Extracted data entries
- - -

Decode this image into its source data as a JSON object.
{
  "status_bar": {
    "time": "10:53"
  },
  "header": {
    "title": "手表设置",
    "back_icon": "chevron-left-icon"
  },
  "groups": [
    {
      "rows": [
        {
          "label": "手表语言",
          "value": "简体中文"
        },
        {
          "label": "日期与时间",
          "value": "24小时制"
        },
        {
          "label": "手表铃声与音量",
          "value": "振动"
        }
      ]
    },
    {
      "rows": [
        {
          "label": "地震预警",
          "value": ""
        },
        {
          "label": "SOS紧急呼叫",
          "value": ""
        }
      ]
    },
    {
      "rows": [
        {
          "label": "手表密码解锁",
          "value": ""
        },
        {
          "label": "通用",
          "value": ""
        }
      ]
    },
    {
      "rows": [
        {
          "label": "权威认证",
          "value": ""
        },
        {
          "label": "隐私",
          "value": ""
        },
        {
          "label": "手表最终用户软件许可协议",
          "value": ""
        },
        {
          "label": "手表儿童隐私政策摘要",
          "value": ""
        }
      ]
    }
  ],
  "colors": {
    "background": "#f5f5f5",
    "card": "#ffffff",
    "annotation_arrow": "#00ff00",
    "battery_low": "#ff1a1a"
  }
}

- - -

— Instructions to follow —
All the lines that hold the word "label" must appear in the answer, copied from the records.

— Exercise result —
          "label": "手表语言",
          "label": "日期与时间",
          "label": "手表铃声与音量",
          "label": "地震预警",
          "label": "SOS紧急呼叫",
          "label": "手表密码解锁",
          "label": "通用",
          "label": "权威认证",
          "label": "隐私",
          "label": "手表最终用户软件许可协议",
          "label": "手表儿童隐私政策摘要",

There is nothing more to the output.